"I saw the destruction of towns. I used to talk to my buddies. 'Why don't we go back and rebuild Europe?' ... but I couldn't find anyone to come with me. My wife used to tell me I was nuts."

On the home front

"We had a mailman. My mom loved the man."

How could she not? He brought letters from her boys.

"When you have three sons in the service at the same time, that's hard," said Luis. "I don't know how she survived. One is bad enough. Two is bad enough. Three is horrendous."

Ted earned a Bronze Star in the Asian theater.

Joe, a combat engineer in the Asian theater, earned two bronze stars.

Luis came home without a scratch.

A few years later, he met Eleanor on a blind date.

"She loved clothes and loved to entertain," he said. "She was a hard worker -- loyal and dedicated."

Luis worked 14 years at Mobil Oil.

"It was the best job I ever had," he said, "but the midnight shift used to kill me."

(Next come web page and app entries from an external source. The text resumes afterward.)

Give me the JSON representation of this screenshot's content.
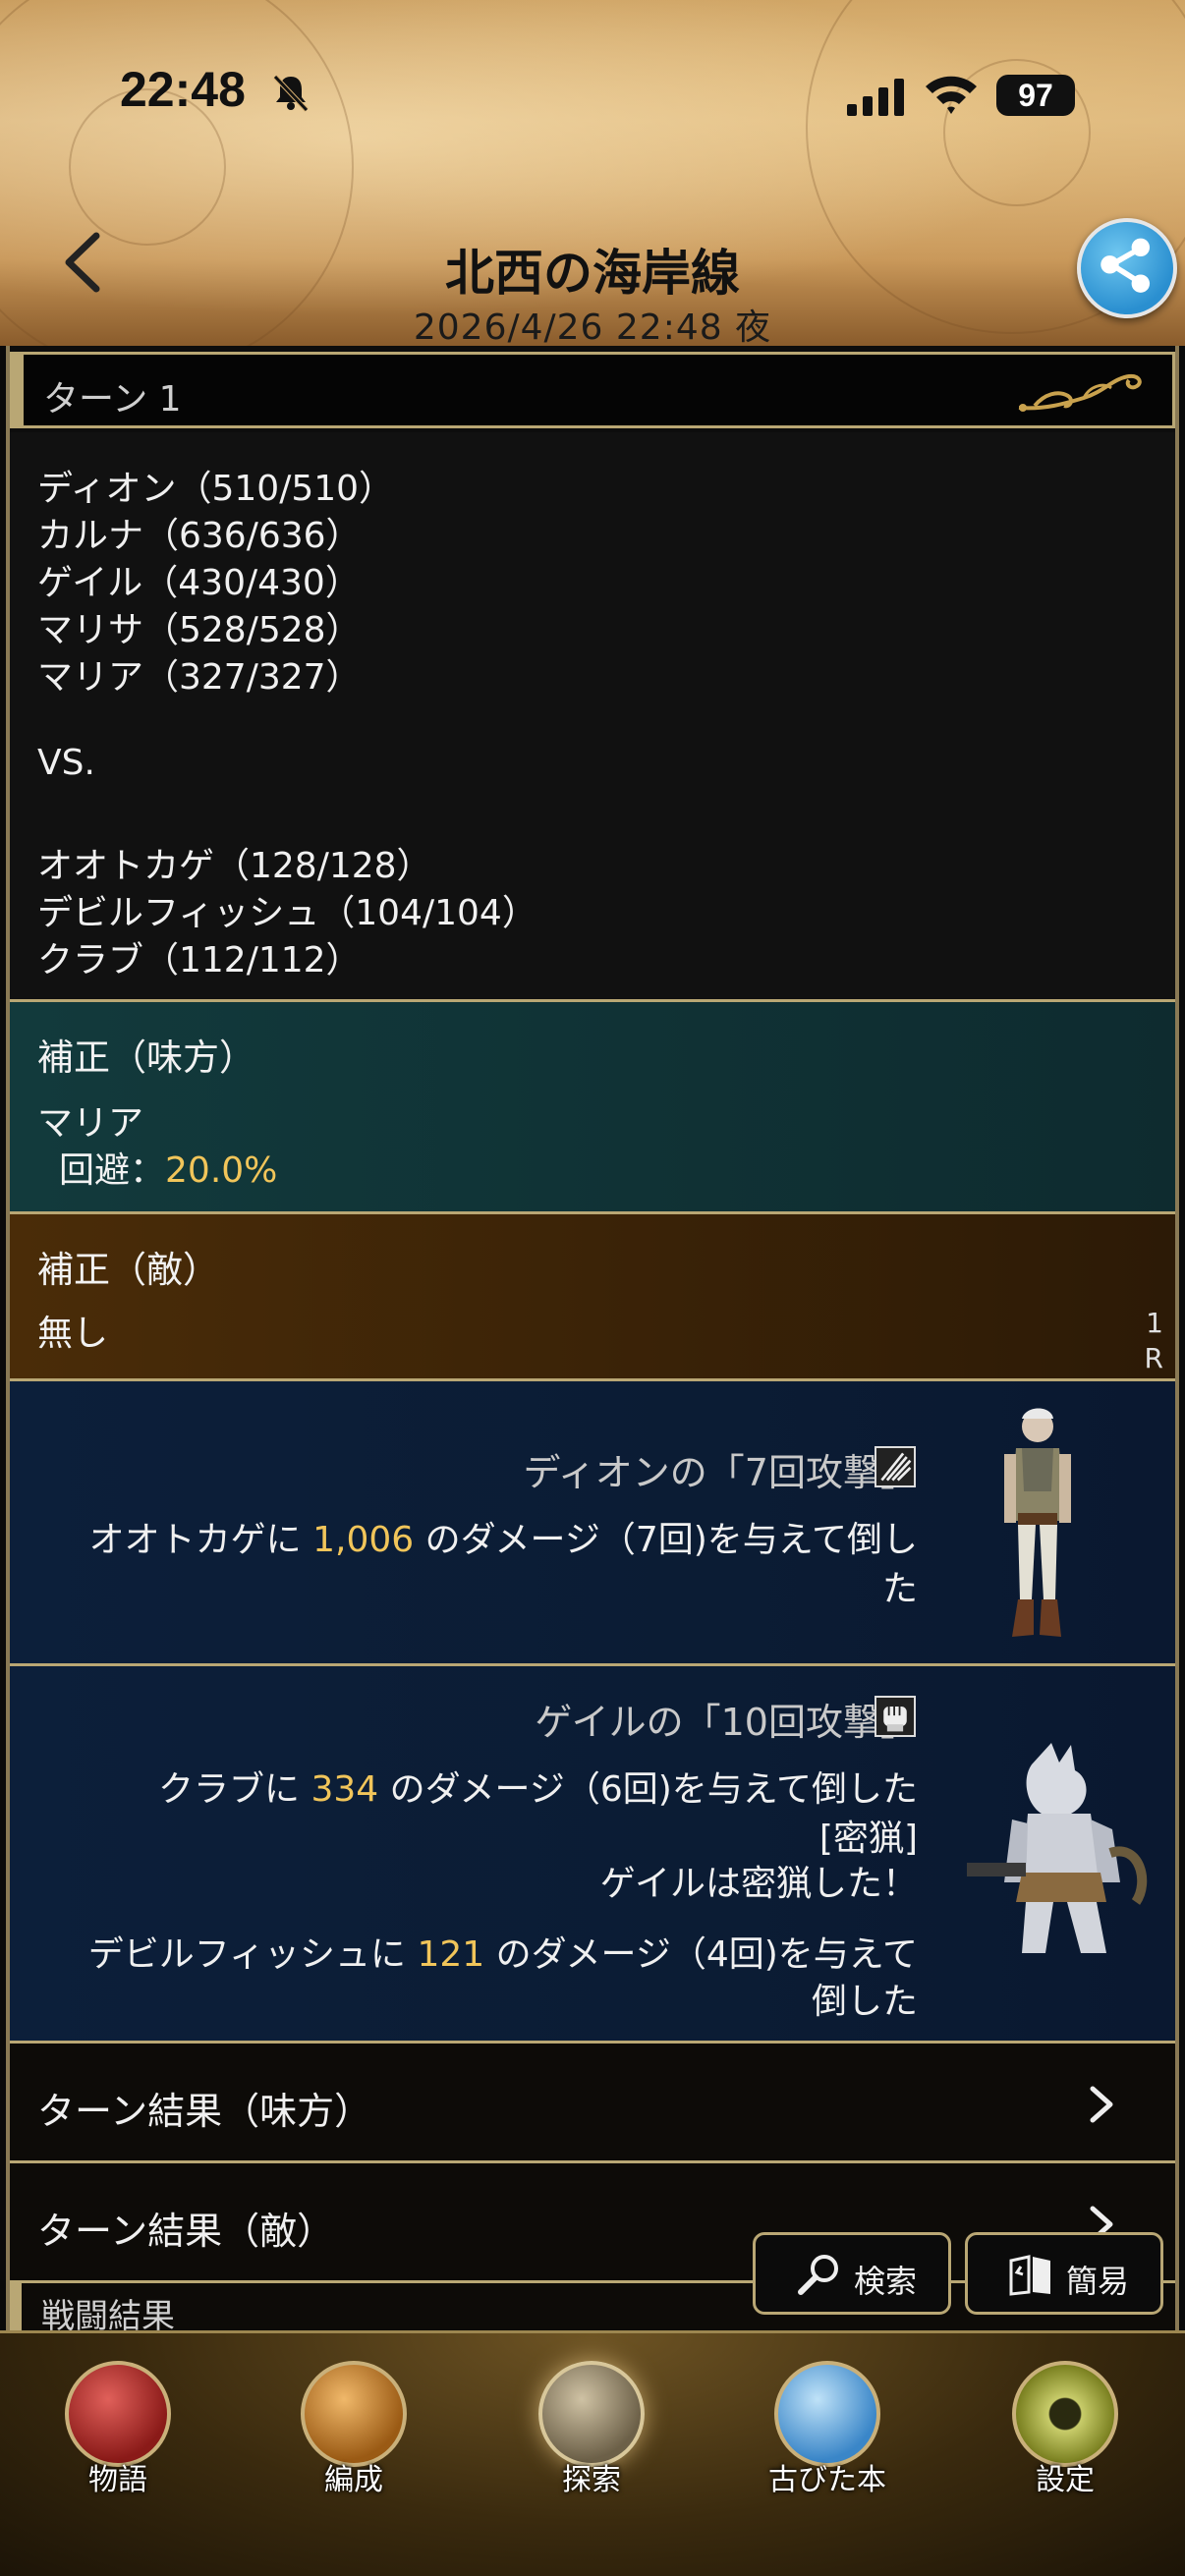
{
  "status": {
    "time": "22:48",
    "battery": "97"
  },
  "header": {
    "title": "北西の海岸線",
    "date": "2026/4/26 22:48 夜"
  },
  "turn": {
    "label": "ターン 1"
  },
  "roster": {
    "allies": [
      "ディオン（510/510）",
      "カルナ（636/636）",
      "ゲイル（430/430）",
      "マリサ（528/528）",
      "マリア（327/327）"
    ],
    "vs": "VS.",
    "enemies": [
      "オオトカゲ（128/128）",
      "デビルフィッシュ（104/104）",
      "クラブ（112/112）"
    ]
  },
  "buff_ally": {
    "title": "補正（味方）",
    "name": "マリア",
    "stat_label": "回避：",
    "stat_value": "20.0%"
  },
  "buff_enemy": {
    "title": "補正（敵）",
    "value": "無し",
    "round_1": "1",
    "round_2": "R"
  },
  "actions": [
    {
      "title": "ディオンの「7回攻撃」",
      "pre": "オオトカゲに",
      "damage": "1,006",
      "post": "のダメージ（7回)を与えて倒し",
      "post2": "た"
    },
    {
      "title": "ゲイルの「10回攻撃」",
      "line1_pre": "クラブに",
      "line1_damage": "334",
      "line1_post": "のダメージ（6回)を与えて倒した",
      "tag": "[密猟]",
      "note": "ゲイルは密猟した！",
      "line2_pre": "デビルフィッシュに",
      "line2_damage": "121",
      "line2_post": "のダメージ（4回)を与えて",
      "line2_post2": "倒した"
    }
  ],
  "results": {
    "ally": "ターン結果（味方）",
    "enemy": "ターン結果（敵）",
    "battle": "戦闘結果"
  },
  "float_buttons": {
    "search": "検索",
    "simple": "簡易"
  },
  "nav": [
    {
      "label": "物語",
      "color": "#b02a28"
    },
    {
      "label": "編成",
      "color": "#d08a2a"
    },
    {
      "label": "探索",
      "color": "#8a7a60"
    },
    {
      "label": "古びた本",
      "color": "#5aa0d8"
    },
    {
      "label": "設定",
      "color": "#9aa04a"
    }
  ]
}
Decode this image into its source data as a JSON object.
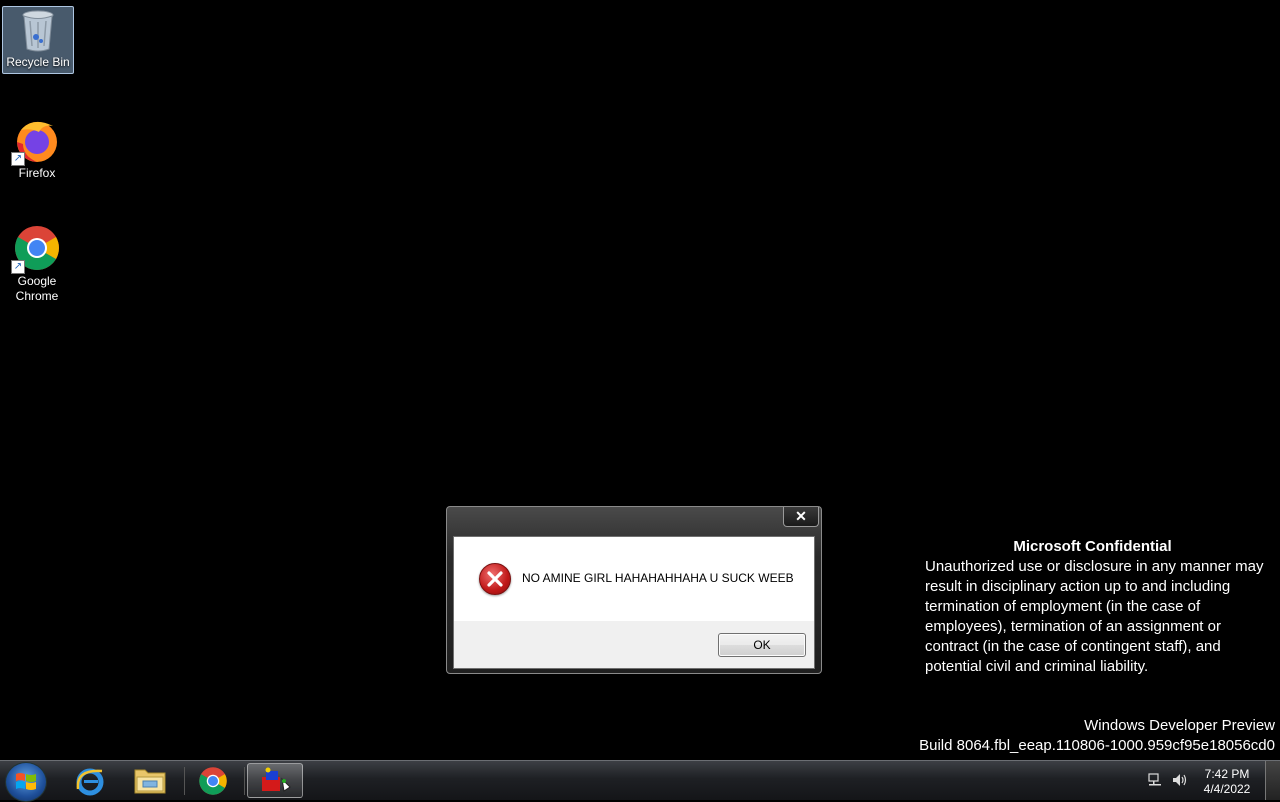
{
  "desktop": {
    "icons": [
      {
        "label": "Recycle Bin",
        "icon": "recycle-bin-icon"
      },
      {
        "label": "Firefox",
        "icon": "firefox-icon"
      },
      {
        "label": "Google Chrome",
        "icon": "chrome-icon"
      }
    ]
  },
  "dialog": {
    "message": "NO AMINE GIRL HAHAHAHHAHA U SUCK WEEB",
    "ok_label": "OK",
    "close_glyph": "✕",
    "icon": "error-icon"
  },
  "watermark": {
    "title": "Microsoft Confidential",
    "body": "Unauthorized use or disclosure in any manner may result in disciplinary action up to and including termination of employment (in the case of employees), termination of an assignment or contract (in the case of contingent staff), and potential civil and criminal liability.",
    "product": "Windows Developer Preview",
    "build": "Build 8064.fbl_eeap.110806-1000.959cf95e18056cd0"
  },
  "taskbar": {
    "items": [
      "start-orb-icon",
      "internet-explorer-icon",
      "file-explorer-icon",
      "chrome-icon",
      "app-icon"
    ],
    "time": "7:42 PM",
    "date": "4/4/2022"
  }
}
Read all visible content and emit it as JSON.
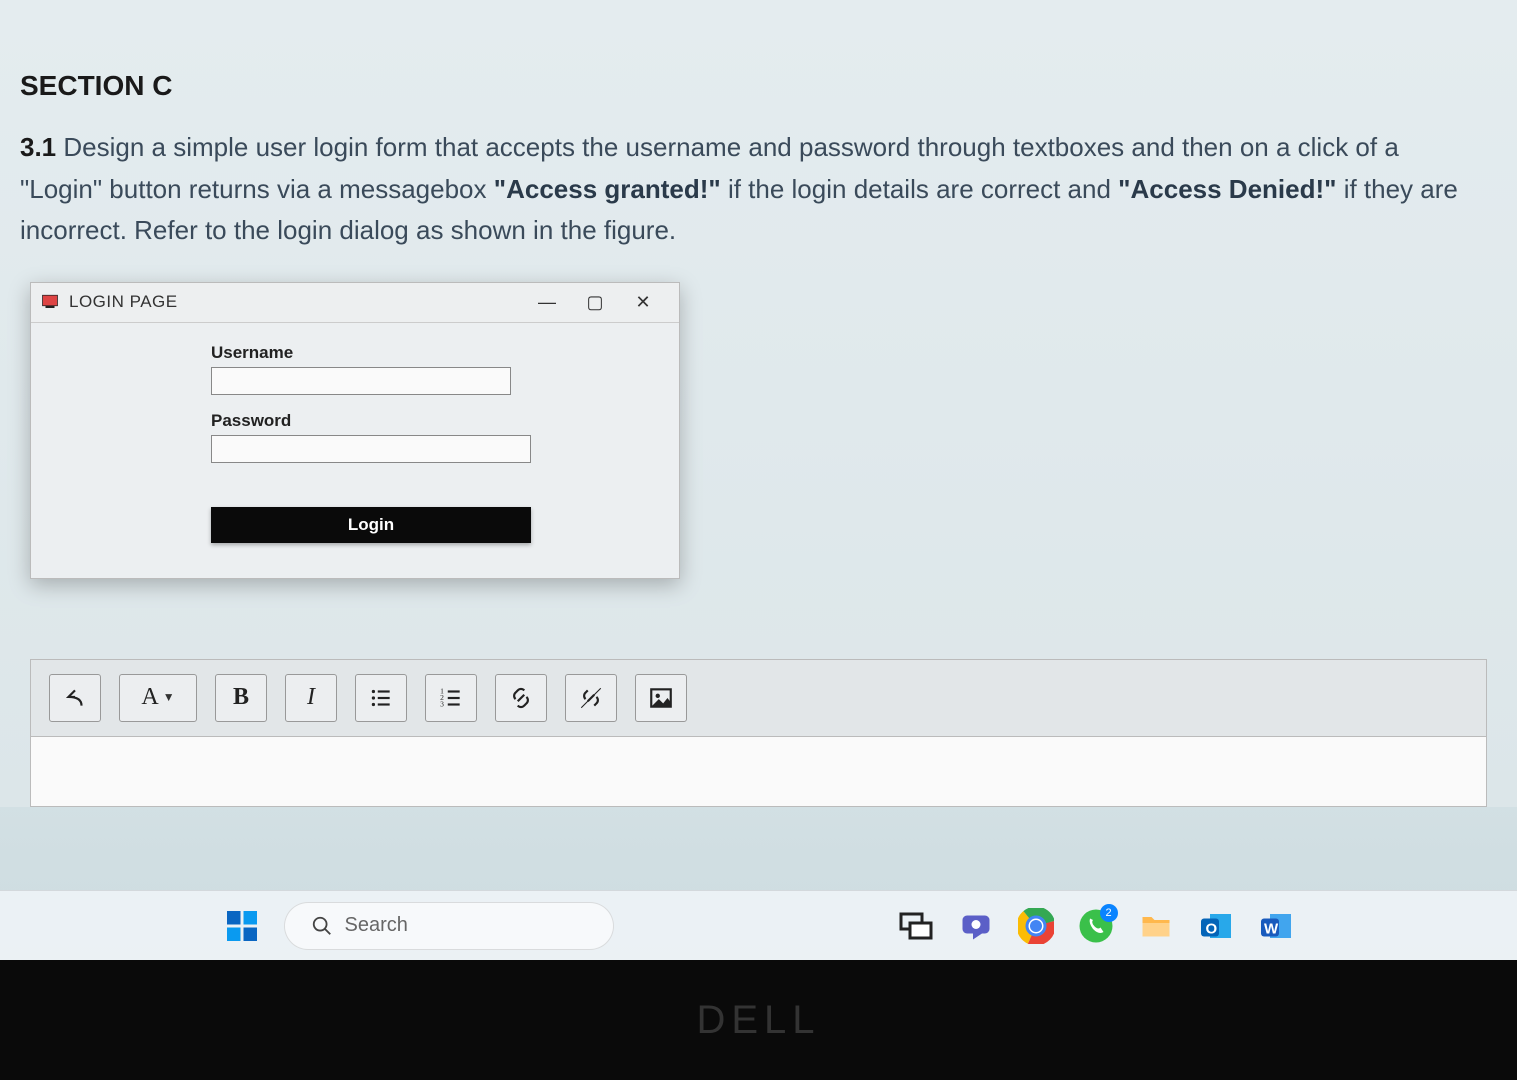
{
  "section": {
    "title": "SECTION C"
  },
  "question": {
    "number": "3.1",
    "p1": " Design a simple user login form that accepts the username and password through textboxes and then on a click of a \"Login\" button returns via a messagebox ",
    "b1": "\"Access granted!\"",
    "p2": " if the login details are correct and ",
    "b2": "\"Access Denied!\"",
    "p3": " if they are incorrect. Refer to the login dialog as shown in the figure."
  },
  "dialog": {
    "title": "LOGIN PAGE",
    "username_label": "Username",
    "password_label": "Password",
    "login_button": "Login"
  },
  "toolbar": {
    "font_letter": "A",
    "bold": "B",
    "italic": "I"
  },
  "taskbar": {
    "search_placeholder": "Search",
    "badge_count": "2"
  },
  "bezel": {
    "logo": "DELL"
  }
}
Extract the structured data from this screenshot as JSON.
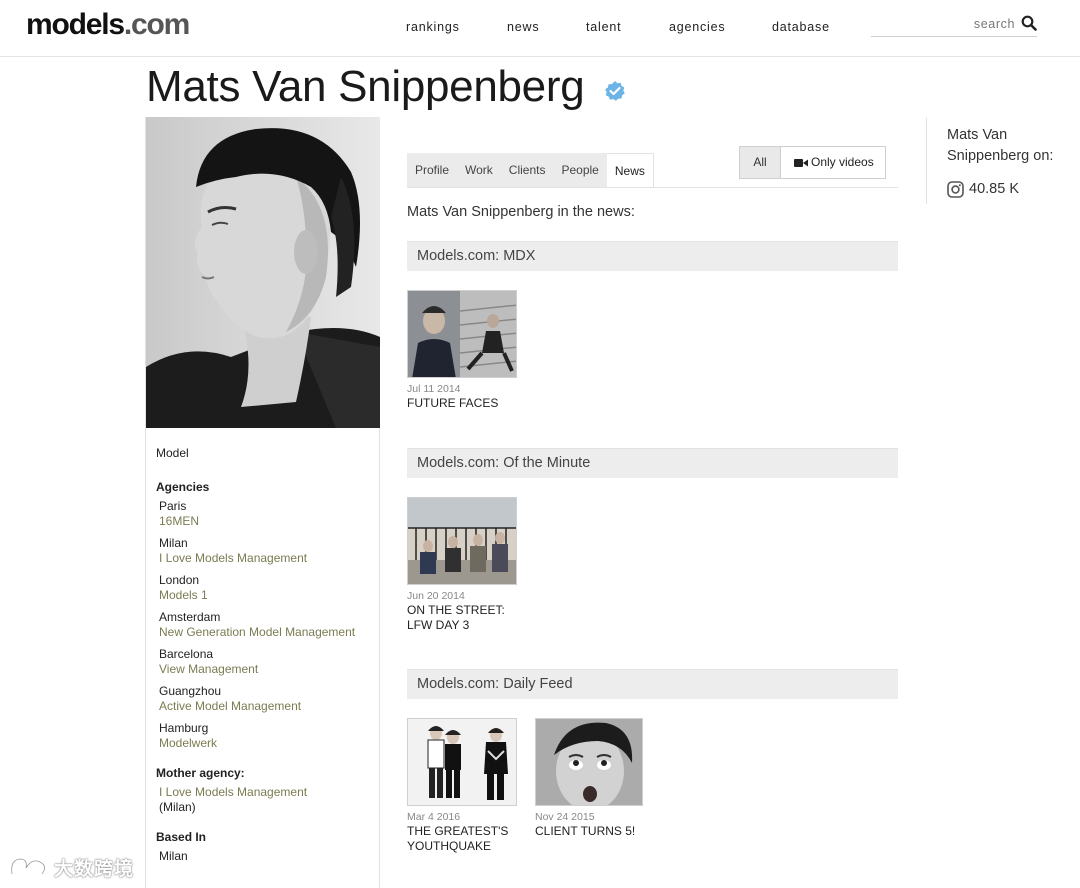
{
  "header": {
    "logo_main": "models",
    "logo_tld": ".com",
    "nav": [
      "rankings",
      "news",
      "talent",
      "agencies",
      "database"
    ],
    "search_placeholder": "search"
  },
  "profile": {
    "name": "Mats Van Snippenberg",
    "role": "Model",
    "agencies_heading": "Agencies",
    "agencies": [
      {
        "city": "Paris",
        "agency": "16MEN"
      },
      {
        "city": "Milan",
        "agency": "I Love Models Management"
      },
      {
        "city": "London",
        "agency": "Models 1"
      },
      {
        "city": "Amsterdam",
        "agency": "New Generation Model Management"
      },
      {
        "city": "Barcelona",
        "agency": "View Management"
      },
      {
        "city": "Guangzhou",
        "agency": "Active Model Management"
      },
      {
        "city": "Hamburg",
        "agency": "Modelwerk"
      }
    ],
    "mother_heading": "Mother agency:",
    "mother_agency": "I Love Models Management",
    "mother_city": "(Milan)",
    "based_heading": "Based In",
    "based_city": "Milan"
  },
  "tabs": {
    "items": [
      "Profile",
      "Work",
      "Clients",
      "People",
      "News"
    ],
    "active": "News",
    "filter_all": "All",
    "filter_videos": "Only videos"
  },
  "news": {
    "intro": "Mats Van Snippenberg in the news:",
    "sections": [
      {
        "title": "Models.com: MDX",
        "items": [
          {
            "date": "Jul 11 2014",
            "headline": "FUTURE FACES"
          }
        ]
      },
      {
        "title": "Models.com: Of the Minute",
        "items": [
          {
            "date": "Jun 20 2014",
            "headline_line1": "ON THE STREET:",
            "headline_line2": "LFW DAY 3"
          }
        ]
      },
      {
        "title": "Models.com: Daily Feed",
        "items": [
          {
            "date": "Mar 4 2016",
            "headline_line1": "THE GREATEST'S",
            "headline_line2": "YOUTHQUAKE"
          },
          {
            "date": "Nov 24 2015",
            "headline": "CLIENT TURNS 5!"
          }
        ]
      }
    ]
  },
  "social": {
    "title": "Mats Van Snippenberg on:",
    "instagram_followers": "40.85 K",
    "icon": "instagram-icon"
  },
  "watermark": {
    "text": "大数跨境"
  },
  "colors": {
    "agency_link": "#7b7b52",
    "verified": "#5aa0d8"
  }
}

That led him and Eleanor to buy an East St. Louis dry cleaning business, one they owned for about 35 years. They raised a son, Bryan, in a home on West Main.

Luis volunteered through United Church of Christ and was involved in social work with Beacon and took an important part in Bethany Place when it was forming. He still belongs to Turkey Hill Grange where not too long ago, he gave a talk about D-Day.

"He didn't say much about it until the last year or two," said son Bryan. "He wants people to know more about before he passes. I know he struggles. He feels people need to know it and remember it."

And know that servicemen still face challenges.

"Whatever you write, would you put a plug in for the Wounded Warriors?'" said Luis, of the veterans service organization. "We owe them something."

About Luis Garcia:

Family: son Bryan, of Waterloo, two grandchildren (one a professor at Indiana Unviersity, the other married to an active-duty Marine), and four great-grandchildren. His wife Eleanor died on Jan. 2, 2013.

Where he lives: A townhouse in Columbia

Where he grew up: East St. Louis

How he met his wife: "I went to a football game for Illinois University on a blind date. What a beautiful lady. I don't think I remember the football game at all."

How you might know him: He and wife Eleanor owned Fairlawn Dry Cleaners in East St. Louis for 35 years, from about 1963 to 1998. "Some of my old customers are going to call me and say, 'Where are my clothes?'" They lived near 8200 W. Main St. before moving to Columbia.

Interests: "I like to read."

Favorite authors: John Grisham. "David Balducci spins a good story. I also like murder mysteries. I read Sue Grafton."

What's next: Luis likes to travel. "He would go by himself to Europe. He loves Spain," said his son. "His parents were both from Spain." In August, Luis, Bryan and Bryan's fiancee are going on a two-week Baltic cruise.

Luis' advice: "If you go to Europe, go to Barcelona. It was like being in paradise."

Related content



Entertainment Videos